╭──

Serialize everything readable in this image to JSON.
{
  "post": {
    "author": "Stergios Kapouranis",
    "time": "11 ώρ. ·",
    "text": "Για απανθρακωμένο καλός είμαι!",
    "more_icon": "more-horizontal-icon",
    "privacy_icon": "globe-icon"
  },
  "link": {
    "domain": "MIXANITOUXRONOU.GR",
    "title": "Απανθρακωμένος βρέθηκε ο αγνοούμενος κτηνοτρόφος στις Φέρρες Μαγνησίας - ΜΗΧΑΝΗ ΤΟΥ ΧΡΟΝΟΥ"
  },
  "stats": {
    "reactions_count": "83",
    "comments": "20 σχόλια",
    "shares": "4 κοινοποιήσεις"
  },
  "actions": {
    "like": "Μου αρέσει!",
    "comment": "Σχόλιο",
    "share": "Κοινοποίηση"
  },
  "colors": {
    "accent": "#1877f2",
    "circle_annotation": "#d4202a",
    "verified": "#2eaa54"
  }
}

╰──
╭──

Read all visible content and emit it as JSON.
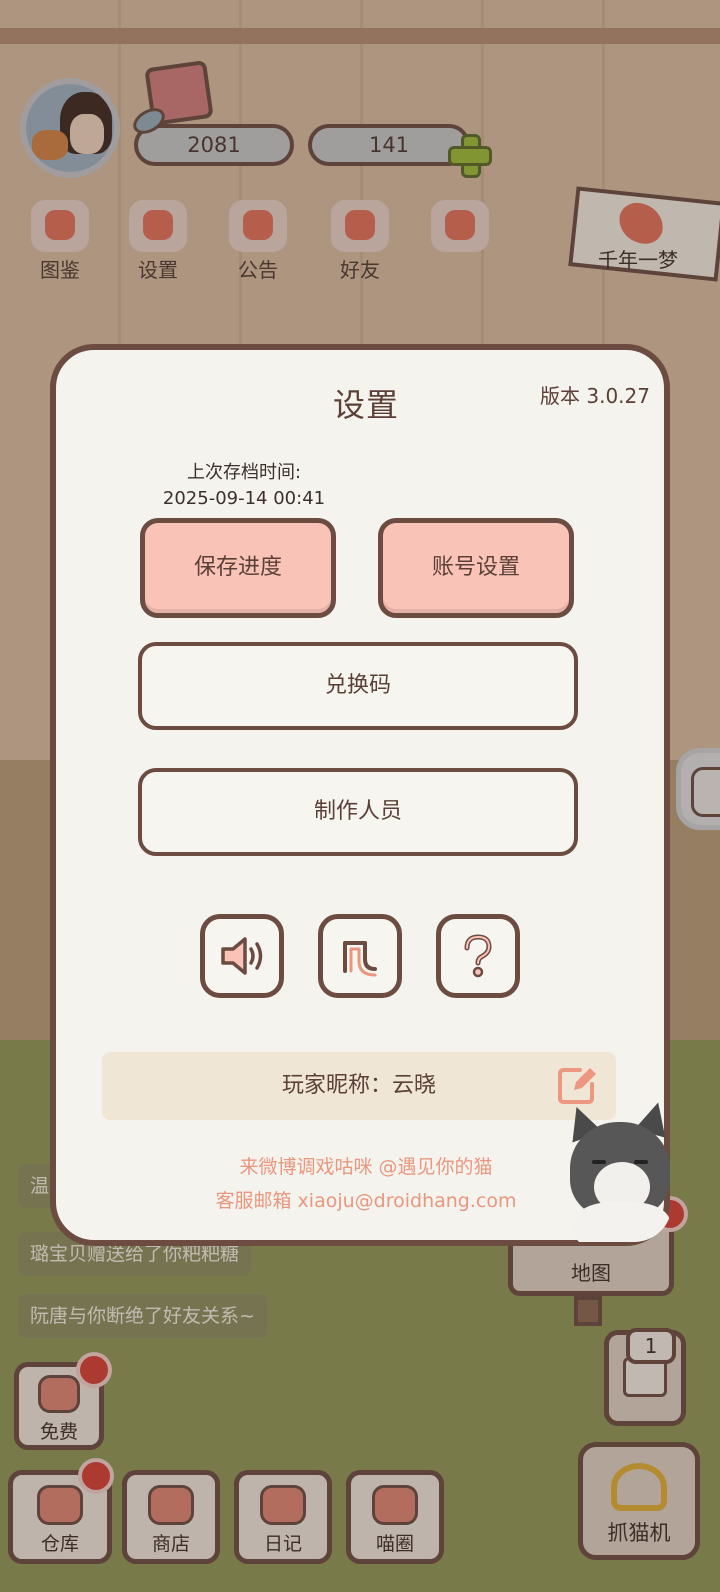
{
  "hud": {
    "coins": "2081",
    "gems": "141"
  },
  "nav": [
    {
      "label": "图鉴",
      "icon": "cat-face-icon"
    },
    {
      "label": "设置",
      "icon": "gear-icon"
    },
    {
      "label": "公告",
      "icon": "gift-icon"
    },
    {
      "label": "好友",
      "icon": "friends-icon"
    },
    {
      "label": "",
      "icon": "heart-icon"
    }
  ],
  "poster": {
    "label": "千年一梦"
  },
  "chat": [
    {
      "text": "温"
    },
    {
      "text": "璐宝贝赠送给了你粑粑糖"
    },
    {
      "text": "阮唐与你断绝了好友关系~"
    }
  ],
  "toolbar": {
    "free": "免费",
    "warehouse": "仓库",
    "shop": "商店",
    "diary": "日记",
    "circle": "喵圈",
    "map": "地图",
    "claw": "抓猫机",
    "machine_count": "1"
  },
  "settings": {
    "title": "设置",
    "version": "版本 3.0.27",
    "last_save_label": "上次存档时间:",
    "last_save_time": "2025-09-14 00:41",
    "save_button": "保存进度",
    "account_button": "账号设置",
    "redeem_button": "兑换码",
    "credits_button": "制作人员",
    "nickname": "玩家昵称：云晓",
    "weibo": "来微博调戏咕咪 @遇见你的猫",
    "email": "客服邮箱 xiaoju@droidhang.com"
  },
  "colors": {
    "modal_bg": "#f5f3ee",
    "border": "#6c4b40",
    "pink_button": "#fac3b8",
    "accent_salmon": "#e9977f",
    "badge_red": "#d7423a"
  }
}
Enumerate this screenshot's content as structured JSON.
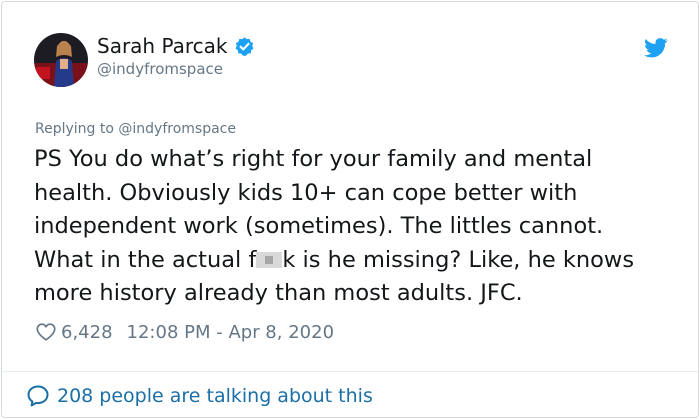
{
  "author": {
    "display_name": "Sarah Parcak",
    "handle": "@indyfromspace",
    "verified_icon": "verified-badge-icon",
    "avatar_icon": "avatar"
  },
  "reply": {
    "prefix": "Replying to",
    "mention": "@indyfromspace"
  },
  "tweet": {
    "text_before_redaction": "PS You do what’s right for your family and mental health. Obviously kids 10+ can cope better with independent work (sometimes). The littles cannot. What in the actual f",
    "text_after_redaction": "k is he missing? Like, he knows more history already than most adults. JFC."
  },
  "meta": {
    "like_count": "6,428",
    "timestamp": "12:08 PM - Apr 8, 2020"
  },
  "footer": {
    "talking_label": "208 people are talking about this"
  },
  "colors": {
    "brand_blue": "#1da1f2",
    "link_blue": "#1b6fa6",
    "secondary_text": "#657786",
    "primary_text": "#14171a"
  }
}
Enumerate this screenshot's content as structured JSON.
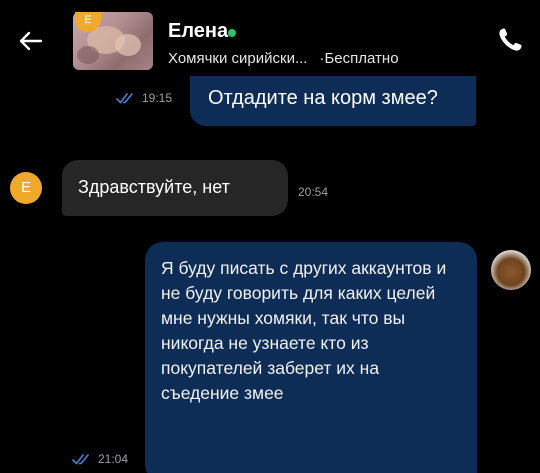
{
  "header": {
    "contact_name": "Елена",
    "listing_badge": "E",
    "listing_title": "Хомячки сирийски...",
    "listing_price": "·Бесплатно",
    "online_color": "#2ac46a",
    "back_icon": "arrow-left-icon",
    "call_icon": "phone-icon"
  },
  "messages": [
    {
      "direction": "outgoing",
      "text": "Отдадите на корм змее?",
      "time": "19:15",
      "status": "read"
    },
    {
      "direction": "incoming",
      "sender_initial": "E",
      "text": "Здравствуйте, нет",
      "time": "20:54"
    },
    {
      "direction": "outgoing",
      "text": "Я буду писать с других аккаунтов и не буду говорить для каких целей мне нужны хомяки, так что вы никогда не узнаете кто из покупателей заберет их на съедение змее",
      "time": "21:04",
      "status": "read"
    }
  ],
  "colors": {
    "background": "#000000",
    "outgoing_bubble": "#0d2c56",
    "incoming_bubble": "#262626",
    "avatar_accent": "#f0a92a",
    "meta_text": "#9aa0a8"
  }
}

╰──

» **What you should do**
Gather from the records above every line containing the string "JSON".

» **Problem solution**
Serialize everything readable in this image to JSON.
Read all visible content and emit it as JSON.
Enumerate this screenshot's content as structured JSON.
Enumerate this screenshot's content as structured JSON.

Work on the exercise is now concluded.